from 1980 to 1983 and 1993 to 1997. She graduated with a
Bachelor of Arts in English in 1997. Resp. 1; see
Mot. Summ. J. ¶ 1.
Plaintiff financed her education, in part, with federal
Stafford loans. From 1993 to 1996, Plaintiff completed five
applications for federal loans. Resp. ¶ 1; Reply ¶
2; see Aff. of Michelle Iorio (“Iorio
Aff.”) ¶ 7, ECF No. 134-2. Plaintiff also worked
full time to finance her college degree. Resp. ¶ 1;
Reply ¶ 1.
Plaintiff received six disbursements of student loans, which
occurred as follows: (1) $1, 500 on October 6, 1993; (2) $2,
000 on September 30, 1994; (3) $2, 153 on October 2, 1995;
(4) $747 on October 2, 1995; (5) $873 on August 7, 1996; and
(6) $1, 000 on August 27, 1996 (the “Loans”).
Mot. Summ. J. ¶ 4; Resp. ¶ 4.

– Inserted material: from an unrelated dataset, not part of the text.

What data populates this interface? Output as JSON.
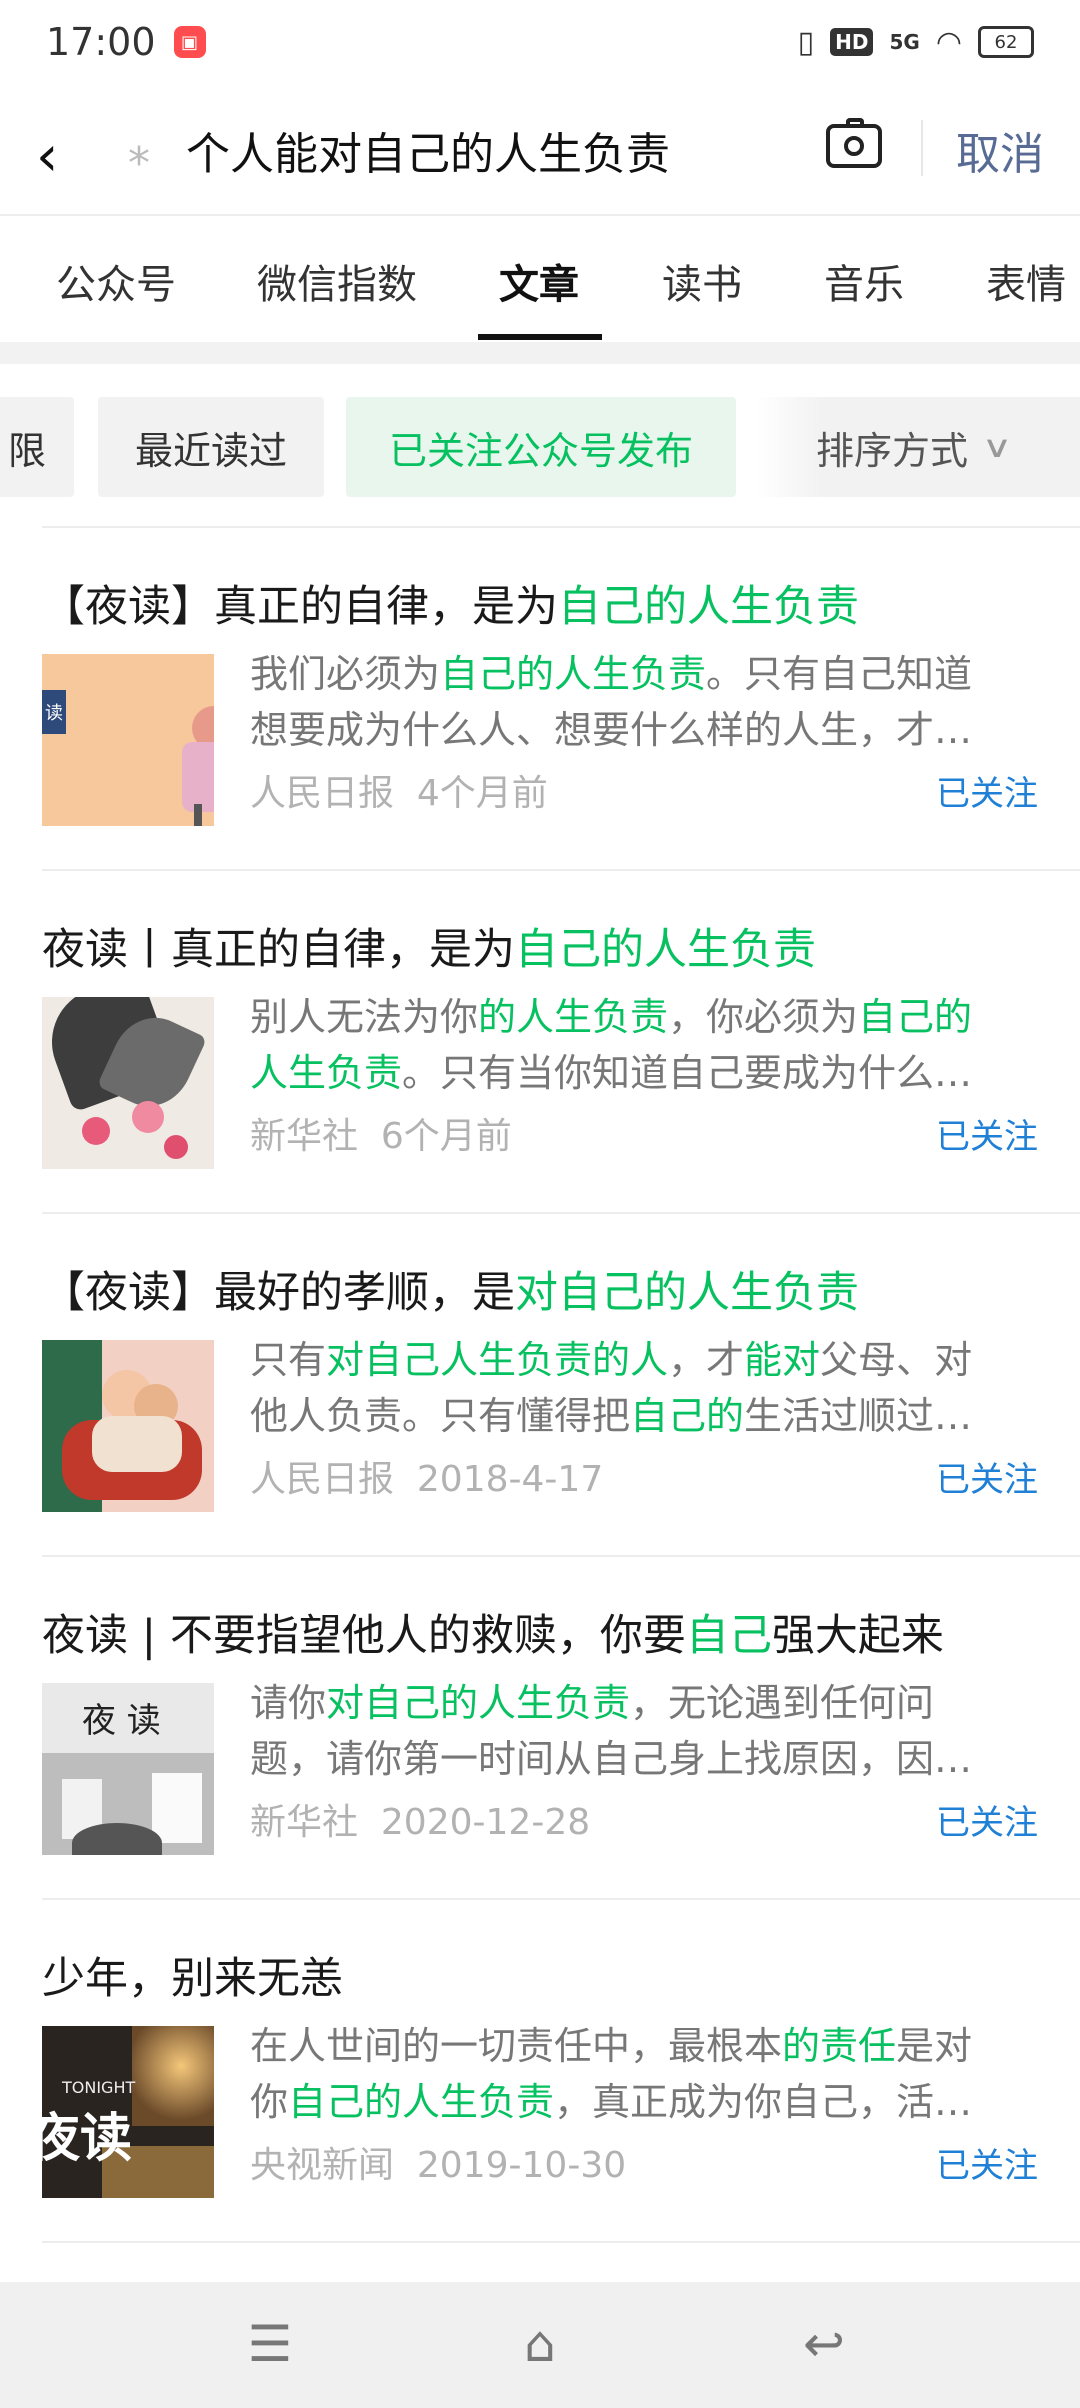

operating either as NSL, Navient Solutions, Inc., or Sallie
Mae, Inc., serviced the Loans from the time they were first
disbursed. Mot. Summ. J. ¶¶ 5-6; Iorio Aff.
¶¶ 9, 12.
previously conducted business as “Sallie Mae,
Inc.” Sallie Mae, Inc. changed its name to
“Navient Solutions, Inc.” effective May 1, 2014.
Navient Solutions, Inc. converted to a limited liability
company and changed its name to Navient Solutions, LLC
effective January 31, 2017. Mot. Summ. ...